Under other circumstances, Ryan Braun would have a real chance to repeat as National League MVP given how well he performed in 2012.
Mr. Braun is a mere 0.4 games behind San Francisco's Buster Posey for the highest WAR (wins above replacement) in the NL.Â Using more traditional metrics, he's first in runs scored, second in hits, first in home runs, second in RBI, third in batting average, and first in OPS (on-base percentage plus slugging percentage).
But unlike fellow competitors for this year's award (including Mr. Posey, Andrew McCutchen of Pittsburgh, David Wright of the NY Mets, and Yadier Molina of St Louis), Mr. Braun is the one player that has to overcome the 2011 off-season shadows of a positive test for PEDs.

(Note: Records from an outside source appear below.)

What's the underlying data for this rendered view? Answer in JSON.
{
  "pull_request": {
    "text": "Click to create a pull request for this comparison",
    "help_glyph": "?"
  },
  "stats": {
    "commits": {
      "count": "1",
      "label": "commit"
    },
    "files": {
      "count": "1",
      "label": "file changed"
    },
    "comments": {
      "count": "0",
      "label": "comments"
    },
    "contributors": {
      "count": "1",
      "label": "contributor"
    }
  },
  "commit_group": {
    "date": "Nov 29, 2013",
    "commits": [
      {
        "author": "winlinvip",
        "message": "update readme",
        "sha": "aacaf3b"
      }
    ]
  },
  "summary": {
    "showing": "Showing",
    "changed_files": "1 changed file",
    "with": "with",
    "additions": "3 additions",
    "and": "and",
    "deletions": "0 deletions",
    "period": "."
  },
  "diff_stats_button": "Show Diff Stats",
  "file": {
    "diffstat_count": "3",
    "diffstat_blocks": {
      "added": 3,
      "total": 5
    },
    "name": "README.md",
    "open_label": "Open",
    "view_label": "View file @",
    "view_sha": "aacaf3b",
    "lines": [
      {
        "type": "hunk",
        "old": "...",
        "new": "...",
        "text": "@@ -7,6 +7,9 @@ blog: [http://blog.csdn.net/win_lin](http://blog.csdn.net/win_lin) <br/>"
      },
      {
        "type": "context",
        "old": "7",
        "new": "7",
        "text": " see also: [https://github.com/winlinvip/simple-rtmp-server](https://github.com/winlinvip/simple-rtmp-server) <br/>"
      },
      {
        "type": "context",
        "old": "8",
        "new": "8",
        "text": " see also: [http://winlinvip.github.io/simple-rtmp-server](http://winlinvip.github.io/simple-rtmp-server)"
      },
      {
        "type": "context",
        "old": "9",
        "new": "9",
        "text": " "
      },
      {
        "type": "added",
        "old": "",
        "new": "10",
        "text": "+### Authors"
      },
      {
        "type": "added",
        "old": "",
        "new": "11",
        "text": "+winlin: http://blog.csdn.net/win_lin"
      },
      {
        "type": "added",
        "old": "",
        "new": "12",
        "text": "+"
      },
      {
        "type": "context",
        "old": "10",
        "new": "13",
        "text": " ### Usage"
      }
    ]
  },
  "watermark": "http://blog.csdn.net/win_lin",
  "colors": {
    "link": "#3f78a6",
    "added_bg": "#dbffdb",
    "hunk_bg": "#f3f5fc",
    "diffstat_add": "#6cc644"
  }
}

Though Mr. Braun won his appeal of the suspension in February 2012, he certainly did not see any short-run spikes in endorsements or licensing/merchandise revenue that may otherwise been earned…as is customary with first-time league MVPs with an otherwise clean-cut, good-looking image.
The Baseball Writers Association of America determine each league's MVP, and in 2012, their decisions are unique for different reasons.
In the American League, it is being billed as old school versus new school.Â Miguel Cabrera leads in all the traditional metrics and won the Triple Crown, but Mike Trout has the far superior WAR (wins above replacement) which Sabermetricians argue is the better gauge of overall productivity.
In the National League, however, their decision is unique because they may choose to ignore the best candidate in Mr. Braun because of his recent PED ties…even if they were overturned on what some might call a technicality.
Though I suspect that the BWAA would be less likely to discriminate against Mr. Braun with respect to MVP voting if he were to duplicate his efforts in 2013, there is no doubt that the BWAA would hold a one-year grudge against Braun at the very least.
After all, rightly or wrongly, the BWAA - who also determine who gets into baseball's Hall of Fame in Cooperstown - has demonstrated similar vitriol towards retired stars that otherwise would be no doubt Hall of Famers but for their ties to PEDs during baseball's so-called Steroids Era.